BrickinNick (Lego building)
BrickNick is an excellent example of how to create a brand around your content. He is a professional brick builder who became huge on Twitch doing what he loved.
Kitboga (Pranking tech-support scammers)
Kitboga is a steamer whose content mainly focuses on scambaiting against scams over the phone. This leads to some hilarious moments that have catapulted his channel to success.
DevWars (Esport for code developers)
This Twitch channel offers a unique concept. They stream a live game show for coding developers. The goal is for the players to code the best website they can within a set timeframe, making for both entertaining and educational live streams.
Crazy_japanese (Travel channel about japan)
Want to learn more about life and culture in Japan? Then this channel is right up your alley. Crazy_japanese is a professional Japanese teacher who also live streams on Twitch in her free time. Her content revolves around food, culture, and life in Japan.
There are just a handful of examples. There are many more in these and other categories we missed, like workout channels, ASMR, and more.
Does Non-Gaming Content Earn Less?
One question that arises around non-gaming channels on Twitch is if they earn as much as gaming content.

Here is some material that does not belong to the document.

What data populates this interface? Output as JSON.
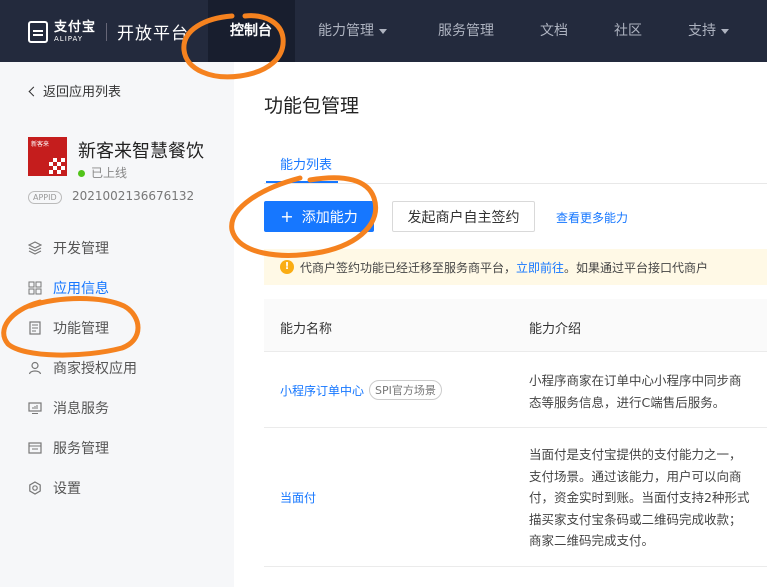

After all, if gaming is by far the most popular category, it would make sense for advertisers to focus on those channels.
Unfortunately, there are no statistics on earnings per streaming category. But non-gaming channels are, of course, also eligible for the Twitch Affiliate and Partner Programs.

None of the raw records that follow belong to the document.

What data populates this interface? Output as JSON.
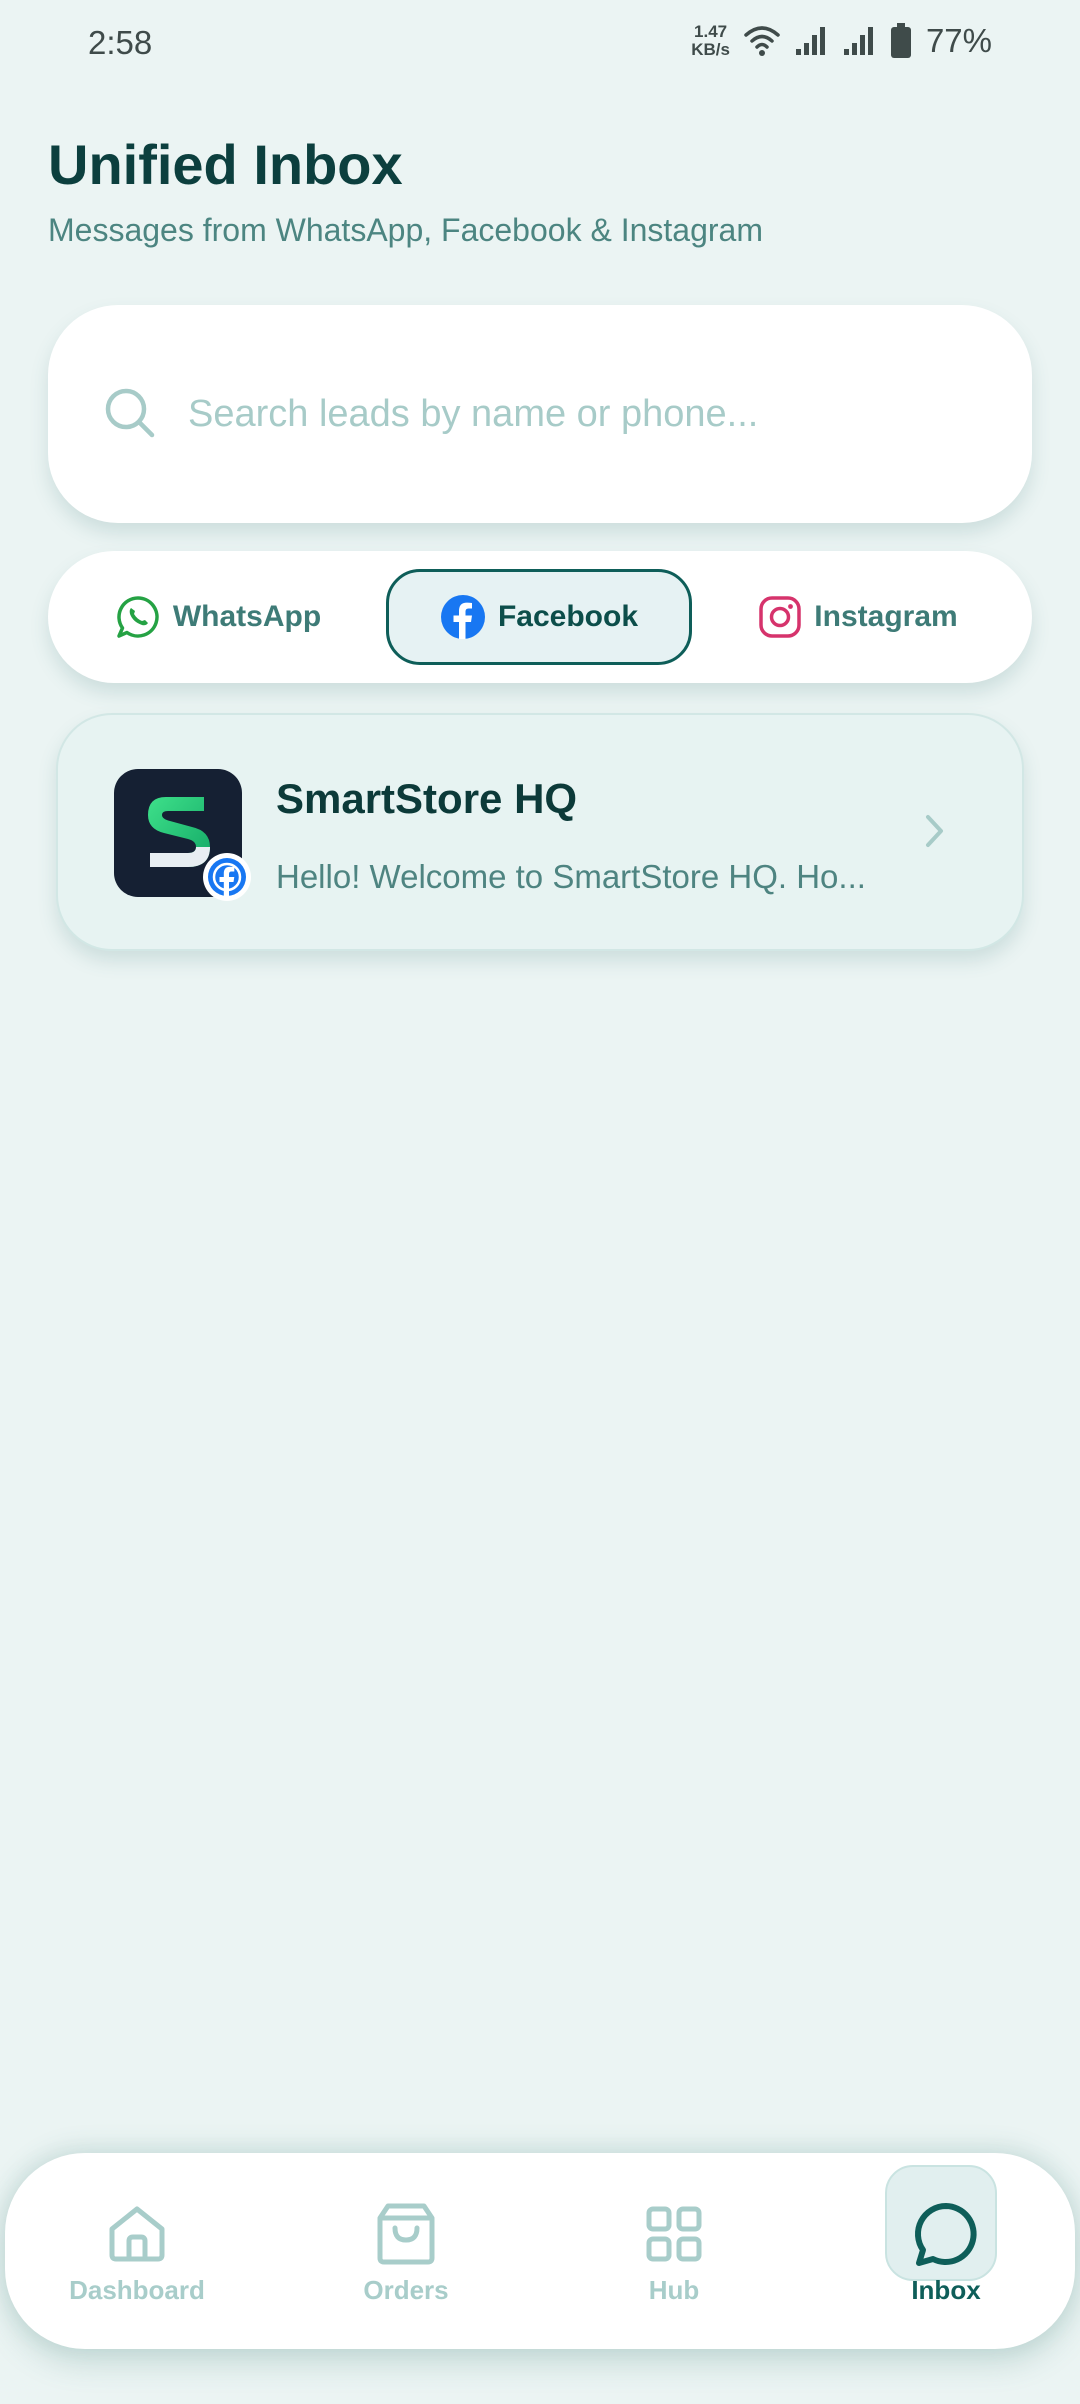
{
  "status_bar": {
    "time": "2:58",
    "net_speed_value": "1.47",
    "net_speed_unit": "KB/s",
    "battery": "77%"
  },
  "header": {
    "title": "Unified Inbox",
    "subtitle": "Messages from WhatsApp, Facebook & Instagram"
  },
  "search": {
    "placeholder": "Search leads by name or phone...",
    "value": ""
  },
  "tabs": [
    {
      "label": "WhatsApp",
      "icon": "whatsapp-icon",
      "selected": false
    },
    {
      "label": "Facebook",
      "icon": "facebook-icon",
      "selected": true
    },
    {
      "label": "Instagram",
      "icon": "instagram-icon",
      "selected": false
    }
  ],
  "conversations": [
    {
      "name": "SmartStore HQ",
      "preview": "Hello! Welcome to SmartStore HQ. Ho...",
      "channel": "facebook",
      "avatar": "smartstore-logo"
    }
  ],
  "bottom_nav": [
    {
      "label": "Dashboard",
      "icon": "home-icon",
      "active": false
    },
    {
      "label": "Orders",
      "icon": "shopping-bag-icon",
      "active": false
    },
    {
      "label": "Hub",
      "icon": "grid-icon",
      "active": false
    },
    {
      "label": "Inbox",
      "icon": "chat-bubble-icon",
      "active": true
    }
  ],
  "colors": {
    "background": "#ebf4f3",
    "primary": "#0e5e59",
    "title": "#0c3f3e",
    "muted": "#a8cdca",
    "facebook": "#1877f2",
    "whatsapp": "#25a244",
    "instagram": "#d6336c"
  }
}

Another way most streamers make money is with sponsorships. While you might be missing out on some of the more gaming-targeted sponsors like G-fuel, there are tons of other opportunities out there. And while there might be more potential sponsors/advertisers for gaming content, if you find the right ones for your channel, you can make a great living.
Donations are also huge for arts & crafts channels. But again, this also depends on many factors like audience engagement, etc.
So the answer is it probably does not play a significant role. It is more up to the streamer; How active are they with reaching out to new sponsors, creating merchandise, and finding innovative ways to let others support their work.
If you want to find out how much you could earn on Twitch, check out our little guide here.
Is it Worth Starting a Non-Gaming Channel on Twitch
If you are considering starting a non-gaming channel on Twitch but have been deterred by thinking, ‘Twitch is just for gamers,’ we tell you this; There has not been a better time for non-gaming content on the platform!
Before, Youtube Live might have been the home for such content, but as Twitch has evolved over the years, a vast audience is there wanting more than just games.
Today, Twitch has proved that there is an audience hungry for more non-gaming content. And if you have something unique and fun to bring to the table, you can grow a successful channel.
Is Twitch just for gamers? The answer; Of course not. There are thousands of non-gaming channels on Twitch, and many of these are on the rise. Just look at massive channels like Kitboga or ThatViolinChick.